Cahors: Your Favorite Wine For Fall

Château Lamartine Prestige du Malbec, 2014 is grown on soils comprised of 60% clay-limestone, 20% silex (flinty) clay and 20% limestone by Alain Gayraud, who was born in the château.

You Might Want To Take Notes: Wine Writers On Cahors

Cahors is home to the original malbec. One of the oldest wine regions in France, this relatively small spot is situated along the Lot River in Occitanie. Curious to learn more? Follow the Winophiles Twitter chat on Saturday, September 15, 2018 with our hashtag: #Winophiles.

5 Surprises About Greek Wine

It is a coincidence that I published a story on European island wines this week and here I am, writing about Greek wines today. A coincidence, sure, but a fortunate one. Nearly all of the regions I featured had an ancient connection to Greek wines.

Around Italy With Red Wines For Fall

The Favorite Italian Red Wines For Fall #ItalianFWT event will be Saturday, September 1, 2018. The following posts will go live early that morning and you can follow along on a Twitter chat — using #ItalianFWT — from 10 a.m. – 11 a.m. CT.

Favorite Italian Red Wines For Fall

Next month I’m the host of the Italian Food, Wine and Travel (ItalianFWT) writers group and I’ve chosen the couldn’t-be-broader topic of Favorite Italian Red Wines for Fall. Italian Food, Wine and Travel On the first Saturday of the month, a group of food, wine and travel bloggers post about a region or a wine…

Why Rosé Matters, According To French Culture

Grounded on centuries of experience held by Provençal vignerons and winemakers, the center harnesses a commitment to rosé, part of the Provençal culture for 2,600 years since the early Greeks utilized winemaking methods that resulted in pink-toned wine.

Midwestern Gardens and Missouri Wine: Augusta, America’s First AVA
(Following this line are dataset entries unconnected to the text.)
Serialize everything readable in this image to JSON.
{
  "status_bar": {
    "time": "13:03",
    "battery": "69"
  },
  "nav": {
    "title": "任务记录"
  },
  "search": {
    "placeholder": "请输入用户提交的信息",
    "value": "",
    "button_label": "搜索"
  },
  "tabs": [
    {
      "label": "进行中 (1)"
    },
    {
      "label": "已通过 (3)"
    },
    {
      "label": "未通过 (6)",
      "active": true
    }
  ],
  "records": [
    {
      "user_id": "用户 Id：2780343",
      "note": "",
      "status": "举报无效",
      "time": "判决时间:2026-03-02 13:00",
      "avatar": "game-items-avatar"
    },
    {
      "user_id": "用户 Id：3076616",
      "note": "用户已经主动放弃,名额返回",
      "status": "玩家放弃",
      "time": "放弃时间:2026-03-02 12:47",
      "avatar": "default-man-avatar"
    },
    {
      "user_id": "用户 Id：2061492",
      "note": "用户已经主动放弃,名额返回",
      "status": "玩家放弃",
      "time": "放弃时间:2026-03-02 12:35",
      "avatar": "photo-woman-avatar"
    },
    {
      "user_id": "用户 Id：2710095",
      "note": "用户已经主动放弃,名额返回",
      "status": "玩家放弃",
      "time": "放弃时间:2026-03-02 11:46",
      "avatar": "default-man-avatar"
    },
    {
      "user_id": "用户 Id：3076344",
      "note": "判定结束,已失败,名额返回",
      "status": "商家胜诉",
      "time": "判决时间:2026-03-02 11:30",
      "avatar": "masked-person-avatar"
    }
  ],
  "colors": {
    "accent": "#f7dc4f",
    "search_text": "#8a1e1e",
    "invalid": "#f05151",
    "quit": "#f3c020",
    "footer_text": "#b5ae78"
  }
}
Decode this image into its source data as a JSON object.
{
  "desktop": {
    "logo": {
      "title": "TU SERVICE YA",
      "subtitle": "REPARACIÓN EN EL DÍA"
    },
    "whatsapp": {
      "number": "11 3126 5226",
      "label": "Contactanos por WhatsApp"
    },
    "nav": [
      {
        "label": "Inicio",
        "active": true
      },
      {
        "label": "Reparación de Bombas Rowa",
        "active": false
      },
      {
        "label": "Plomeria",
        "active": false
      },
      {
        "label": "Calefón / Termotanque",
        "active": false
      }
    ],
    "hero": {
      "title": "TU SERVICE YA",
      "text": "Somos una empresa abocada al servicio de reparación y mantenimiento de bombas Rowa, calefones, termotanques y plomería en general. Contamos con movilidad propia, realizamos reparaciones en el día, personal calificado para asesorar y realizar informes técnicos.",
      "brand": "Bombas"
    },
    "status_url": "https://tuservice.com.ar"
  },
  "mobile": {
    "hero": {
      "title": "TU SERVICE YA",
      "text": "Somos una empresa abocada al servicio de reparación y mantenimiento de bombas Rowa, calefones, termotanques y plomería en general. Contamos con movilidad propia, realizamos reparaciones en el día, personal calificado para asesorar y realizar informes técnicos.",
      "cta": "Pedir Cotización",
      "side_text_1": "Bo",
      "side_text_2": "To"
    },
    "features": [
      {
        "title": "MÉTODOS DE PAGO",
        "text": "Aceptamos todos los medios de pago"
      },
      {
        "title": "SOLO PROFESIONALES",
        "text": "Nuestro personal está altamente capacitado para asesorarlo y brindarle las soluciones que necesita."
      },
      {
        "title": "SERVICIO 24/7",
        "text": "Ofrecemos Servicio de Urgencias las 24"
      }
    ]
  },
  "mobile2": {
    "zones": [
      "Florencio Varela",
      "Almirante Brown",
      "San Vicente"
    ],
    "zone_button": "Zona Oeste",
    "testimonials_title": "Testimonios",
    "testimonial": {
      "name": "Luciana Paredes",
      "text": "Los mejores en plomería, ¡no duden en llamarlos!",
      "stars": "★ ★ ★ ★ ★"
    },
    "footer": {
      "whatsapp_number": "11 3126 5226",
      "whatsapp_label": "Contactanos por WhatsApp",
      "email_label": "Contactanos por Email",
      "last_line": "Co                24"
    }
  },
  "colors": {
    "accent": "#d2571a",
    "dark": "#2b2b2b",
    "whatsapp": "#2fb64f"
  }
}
Many people, despite the fact that they are told to expect the unexpected, are still surprised to find that the first officially recognized American Viticultural Area (AVA) in the United States was awarded to Augusta, MO. 35 miles from Saint Louis along the verdant bluffs of the Missouri River Valley, this growing region is home to approximately 15 wineries. The tone is peacefully Midwestern — cozy communities and farmland dressed in nature along ride-em-slowly roads.